▶

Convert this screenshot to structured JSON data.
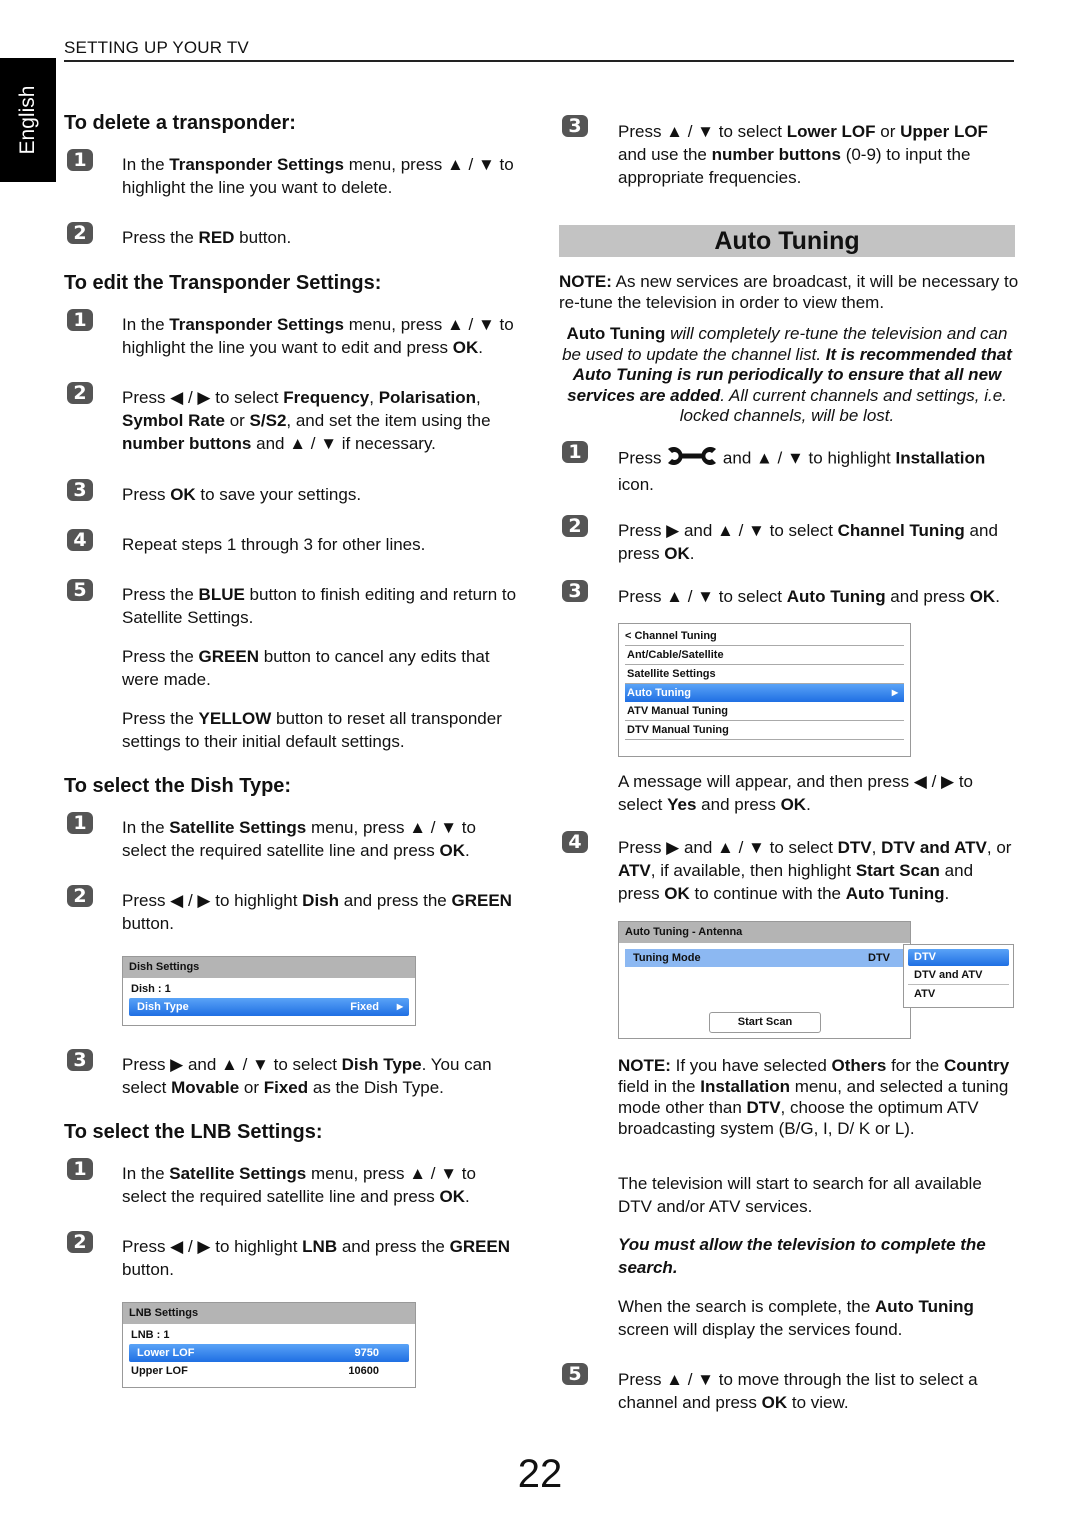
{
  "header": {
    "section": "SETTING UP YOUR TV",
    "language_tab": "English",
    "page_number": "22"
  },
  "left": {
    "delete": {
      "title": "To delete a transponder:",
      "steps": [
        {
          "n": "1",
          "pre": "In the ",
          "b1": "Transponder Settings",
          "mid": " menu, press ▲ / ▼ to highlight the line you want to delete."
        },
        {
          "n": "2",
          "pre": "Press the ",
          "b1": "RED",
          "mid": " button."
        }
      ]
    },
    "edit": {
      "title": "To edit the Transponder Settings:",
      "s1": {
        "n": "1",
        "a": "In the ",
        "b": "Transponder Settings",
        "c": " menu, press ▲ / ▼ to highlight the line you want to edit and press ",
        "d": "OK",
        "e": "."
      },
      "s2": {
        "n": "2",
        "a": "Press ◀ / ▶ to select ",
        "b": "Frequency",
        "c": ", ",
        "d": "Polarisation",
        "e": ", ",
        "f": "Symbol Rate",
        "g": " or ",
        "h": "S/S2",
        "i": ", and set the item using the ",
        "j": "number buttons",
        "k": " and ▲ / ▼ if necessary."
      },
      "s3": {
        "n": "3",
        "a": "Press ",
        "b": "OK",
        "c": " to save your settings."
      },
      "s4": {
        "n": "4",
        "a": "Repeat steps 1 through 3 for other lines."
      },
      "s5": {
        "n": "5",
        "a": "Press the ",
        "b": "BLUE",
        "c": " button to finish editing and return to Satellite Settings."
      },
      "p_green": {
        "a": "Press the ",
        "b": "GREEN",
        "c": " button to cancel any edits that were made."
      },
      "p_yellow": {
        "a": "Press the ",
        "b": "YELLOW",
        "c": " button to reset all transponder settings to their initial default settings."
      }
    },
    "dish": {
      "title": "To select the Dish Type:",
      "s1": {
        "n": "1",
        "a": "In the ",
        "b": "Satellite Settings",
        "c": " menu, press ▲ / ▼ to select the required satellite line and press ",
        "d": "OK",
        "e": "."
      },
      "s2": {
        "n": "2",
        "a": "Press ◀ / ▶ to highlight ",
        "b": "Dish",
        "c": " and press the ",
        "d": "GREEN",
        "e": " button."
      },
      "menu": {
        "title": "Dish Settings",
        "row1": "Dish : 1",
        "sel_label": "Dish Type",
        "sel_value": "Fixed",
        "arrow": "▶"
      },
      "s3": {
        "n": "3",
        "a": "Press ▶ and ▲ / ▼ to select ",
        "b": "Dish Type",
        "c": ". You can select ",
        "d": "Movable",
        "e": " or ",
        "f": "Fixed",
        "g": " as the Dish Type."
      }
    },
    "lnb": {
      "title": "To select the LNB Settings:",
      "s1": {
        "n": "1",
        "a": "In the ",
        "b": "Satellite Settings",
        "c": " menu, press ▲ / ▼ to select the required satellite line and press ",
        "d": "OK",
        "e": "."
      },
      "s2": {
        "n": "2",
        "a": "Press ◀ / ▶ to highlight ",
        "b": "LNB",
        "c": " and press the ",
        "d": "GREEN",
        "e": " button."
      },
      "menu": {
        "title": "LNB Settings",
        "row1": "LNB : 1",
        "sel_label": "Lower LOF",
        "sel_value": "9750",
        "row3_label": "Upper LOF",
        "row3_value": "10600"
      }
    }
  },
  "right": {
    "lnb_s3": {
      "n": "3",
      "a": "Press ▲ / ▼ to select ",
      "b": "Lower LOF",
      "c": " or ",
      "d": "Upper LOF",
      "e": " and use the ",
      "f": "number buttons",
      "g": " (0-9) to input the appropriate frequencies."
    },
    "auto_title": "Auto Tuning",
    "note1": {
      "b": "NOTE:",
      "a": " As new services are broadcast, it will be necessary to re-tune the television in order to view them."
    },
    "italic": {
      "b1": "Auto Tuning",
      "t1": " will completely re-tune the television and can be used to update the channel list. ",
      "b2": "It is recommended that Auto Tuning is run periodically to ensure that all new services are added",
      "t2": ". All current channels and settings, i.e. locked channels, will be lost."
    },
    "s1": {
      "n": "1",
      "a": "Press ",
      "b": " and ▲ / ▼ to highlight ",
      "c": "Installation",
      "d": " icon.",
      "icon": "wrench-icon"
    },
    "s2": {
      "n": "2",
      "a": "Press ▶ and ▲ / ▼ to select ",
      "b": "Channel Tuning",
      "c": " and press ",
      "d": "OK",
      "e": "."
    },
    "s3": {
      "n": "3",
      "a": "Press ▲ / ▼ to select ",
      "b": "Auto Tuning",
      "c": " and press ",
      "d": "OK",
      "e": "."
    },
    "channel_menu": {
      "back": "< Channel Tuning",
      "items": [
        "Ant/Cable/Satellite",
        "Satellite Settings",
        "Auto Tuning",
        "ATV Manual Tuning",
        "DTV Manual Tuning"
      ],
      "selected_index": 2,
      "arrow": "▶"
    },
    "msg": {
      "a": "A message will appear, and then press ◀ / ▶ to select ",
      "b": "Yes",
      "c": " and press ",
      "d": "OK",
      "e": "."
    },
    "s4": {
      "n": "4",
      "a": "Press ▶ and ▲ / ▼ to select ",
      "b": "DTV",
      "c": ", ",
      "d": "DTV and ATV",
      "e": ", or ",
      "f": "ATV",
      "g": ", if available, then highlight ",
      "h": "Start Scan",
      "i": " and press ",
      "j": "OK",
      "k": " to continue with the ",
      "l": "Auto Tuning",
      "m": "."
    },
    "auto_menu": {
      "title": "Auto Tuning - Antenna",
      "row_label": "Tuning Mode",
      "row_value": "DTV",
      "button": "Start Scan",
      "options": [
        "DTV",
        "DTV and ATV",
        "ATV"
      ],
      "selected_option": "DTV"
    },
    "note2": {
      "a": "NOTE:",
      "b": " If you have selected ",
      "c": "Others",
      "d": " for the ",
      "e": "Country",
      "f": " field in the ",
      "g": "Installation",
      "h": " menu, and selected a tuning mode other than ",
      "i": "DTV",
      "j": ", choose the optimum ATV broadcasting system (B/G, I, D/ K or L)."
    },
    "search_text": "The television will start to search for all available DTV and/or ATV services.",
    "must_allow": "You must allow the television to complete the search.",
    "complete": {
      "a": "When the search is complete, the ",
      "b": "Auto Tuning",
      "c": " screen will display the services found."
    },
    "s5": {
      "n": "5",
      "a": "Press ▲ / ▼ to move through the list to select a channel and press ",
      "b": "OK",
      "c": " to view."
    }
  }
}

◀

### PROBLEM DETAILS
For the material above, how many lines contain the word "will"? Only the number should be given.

### EXERCISE OUTPUT
6